Quaker Life annual conference 2008
‘Perhaps the defining feature of Quakerism is that it cannot be defined’, was Barbara Windle’s opening comment on the subject of this conference, which is part of a process of re-examining the identity of British Quakerism for our time initiated by Quaker Life.
Just what our identity as Friends consists of seems to be a continuous problem, and in the weekend’s first session Alex Wildwood gave a convincing presentation of how this has come about. He described the development of British Quakerism from a distinctive and universalist understanding of Christianity in the 17th Century, to the very broad movement of today. This includes both liberal Christianity and what he calls the ‘new spiritualities’, ranging from eastern religions and growth psychology, to pagan, ‘New Age’, feminist and Green movements.
Alex urged us to embrace our unique position as a ‘bridge’ between traditional Christianity and the new spiritualities, and to recognise it as a ‘Spirit-led’ process in which all the aspects of contemporary Quakerism are essential. ‘For us to cut ourselves off from our Christian roots would be catastrophic,’ he argued. But equally he calls for us to recognise and welcome the growth in consciousness that is expressed in the new spiritualities. Alex also offered his own contribution to expressing ‘the heart of our Quaker faith’ as ‘a life lived under guidance’.
Our own attempts in discussion groups to express the distinctive identity of British Quakers were predictably inconclusive. There was the usual list of ‘Quakerly’ characteristics: acceptance of diversity, being comfortable with uncertainty, being ‘seekers’ who recognise the inadequacy of words to define our experience. There was an assertion of the rootedness of our faith in personal experience and the indivisibility of faith and practice, which still begs the question of what our ‘faith’ consists of.
For me, the most challenging aspect of this discussion was the contribution of David Boulton, a well-known and much-published ‘non-theist’ Friend. He gave an articulate and persuasive account of his ‘religious humanist’ convictions, which exclude a belief in any spiritual reality. For him religious language is poetry that expresses purely human values, and belief in a spiritual realm ‘even when smuggled in under the guise of transcendence or mysticism’ is akin to believing in ‘goblins, ghosts and Gandalf’s magic staff’.
I don’t think I was alone in finding this expression of Quaker diversity stretching the limits of any conceivable shared faith or identity. While I understand and recognise the force of David’s arguments for an entirely rationalist and materialist world-view, there is a fundamental difference not just in our language and symbolism but in the nature of our experience. This doesn’t make me ‘right’ and him ‘wrong’, but it does challenge the existence of any shared faith or identity for a Religious Society that can include such radically incompatible experiences of reality.

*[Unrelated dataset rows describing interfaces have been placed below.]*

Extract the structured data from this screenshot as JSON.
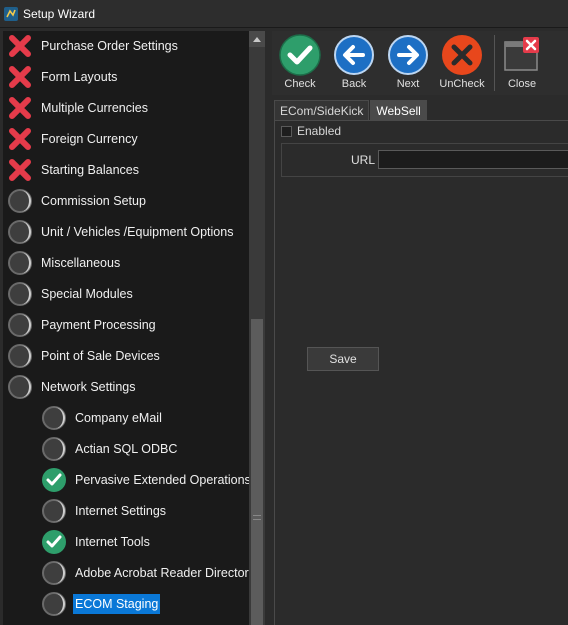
{
  "window": {
    "title": "Setup Wizard"
  },
  "tree": {
    "items": [
      {
        "label": "Purchase Order Settings",
        "status": "error"
      },
      {
        "label": "Form Layouts",
        "status": "error"
      },
      {
        "label": "Multiple Currencies",
        "status": "error"
      },
      {
        "label": "Foreign Currency",
        "status": "error"
      },
      {
        "label": "Starting Balances",
        "status": "error"
      },
      {
        "label": "Commission Setup",
        "status": "pending"
      },
      {
        "label": "Unit / Vehicles /Equipment Options",
        "status": "pending"
      },
      {
        "label": "Miscellaneous",
        "status": "pending"
      },
      {
        "label": "Special Modules",
        "status": "pending"
      },
      {
        "label": "Payment Processing",
        "status": "pending"
      },
      {
        "label": "Point of Sale Devices",
        "status": "pending"
      },
      {
        "label": "Network Settings",
        "status": "pending"
      },
      {
        "label": "Company eMail",
        "status": "pending"
      },
      {
        "label": "Actian SQL ODBC",
        "status": "pending"
      },
      {
        "label": "Pervasive Extended Operations",
        "status": "done"
      },
      {
        "label": "Internet Settings",
        "status": "pending"
      },
      {
        "label": "Internet Tools",
        "status": "done"
      },
      {
        "label": "Adobe Acrobat Reader Directory",
        "status": "pending"
      },
      {
        "label": "ECOM Staging",
        "status": "pending"
      }
    ]
  },
  "toolbar": {
    "check_label": "Check",
    "back_label": "Back",
    "next_label": "Next",
    "uncheck_label": "UnCheck",
    "close_label": "Close"
  },
  "tabs": [
    {
      "label": "ECom/SideKick"
    },
    {
      "label": "WebSell"
    }
  ],
  "form": {
    "enabled_label": "Enabled",
    "url_label": "URL",
    "url_value": "",
    "save_label": "Save"
  },
  "colors": {
    "check_green": "#2e9e6b",
    "nav_blue": "#1d6fc4",
    "uncheck_red": "#e8471c",
    "error_red": "#e53b4a",
    "selection": "#0a78d7"
  }
}
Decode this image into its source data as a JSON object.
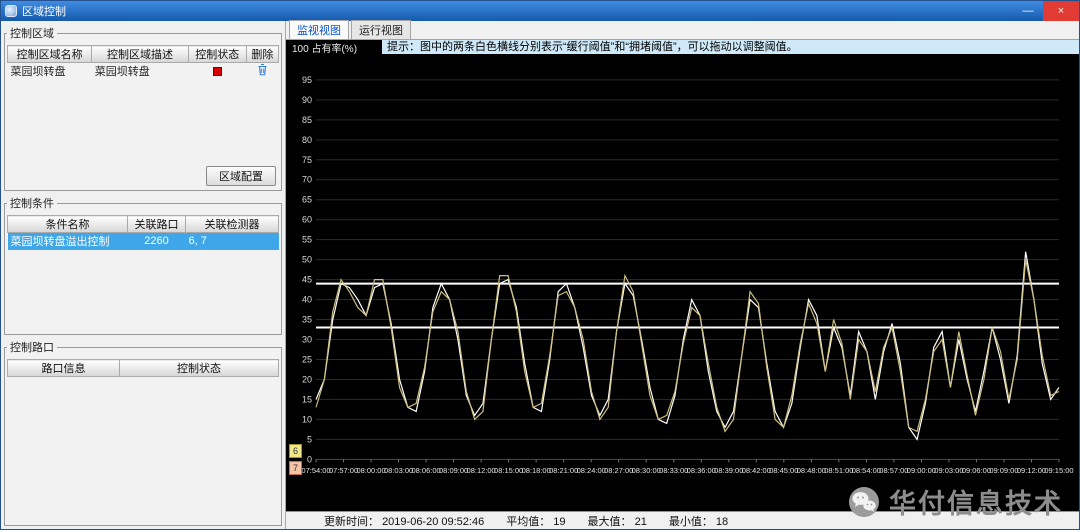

On the final day there was a dramatic shift in gear, with a presentation by Rex Ambler on ‘the prophetic message of early Friends, and its relevance for the 21st Century’. Rex began with a close reading of some rather obscure early Quaker writings. As an academic historian he is clearly in his element interpreting the texts and contexts of 17th Century Friends. He is also a speaker with a gift for Ministry, which could be felt throughout the room as he summarised his understanding of the original Quaker message:
“The early Quakers did not teach a belief. They did not urge people to believe the statement that there is ‘that of God in everyone’. Instead they directed people to look within themselves, to the Truth of their own experience as revealed by the Light in their consciences.”
They turned people away from outward authorities and rituals, to a practice of ‘waiting in the Light’, which enabled them to gain ‘a sight of themselves’; to wake up to who they really were. This enabled them to see the world without illusion, deceit or pretence, and to recognise the presence of the Light within each person. The ‘Unity in the Light’ which results from this shared experience of awakening is not a ‘unity of opinion’, but a sense of communion based on acceptance of themselves and of other people as they are.
In the final session Beth Allen responded to some disquiet from Friends about our seeming inability to find common statements of faith with the reminder that ‘we are not a People of the Book’. We do not put our confidence in structures and statements, but in a shared practice – ‘a way of worship that teaches and transforms us’. Alex Wildwood also drew our attention to the contribution that Quaker spirituality has to offer in the rapidly escalating ecological and economic crisis that we are beginning to live through, if we can rediscover its prophetic power to reshape lives and communities.
One of the strongest messages from many contributors to the conference was the need for Friends to talk more openly about our beliefs and our experiences; not to sidestep our differences in the convenient silence of Quaker worship. Quaker Life is planning to help with this process by producing a study pack for use by Local Meetings to use in exploring our Quaker identity.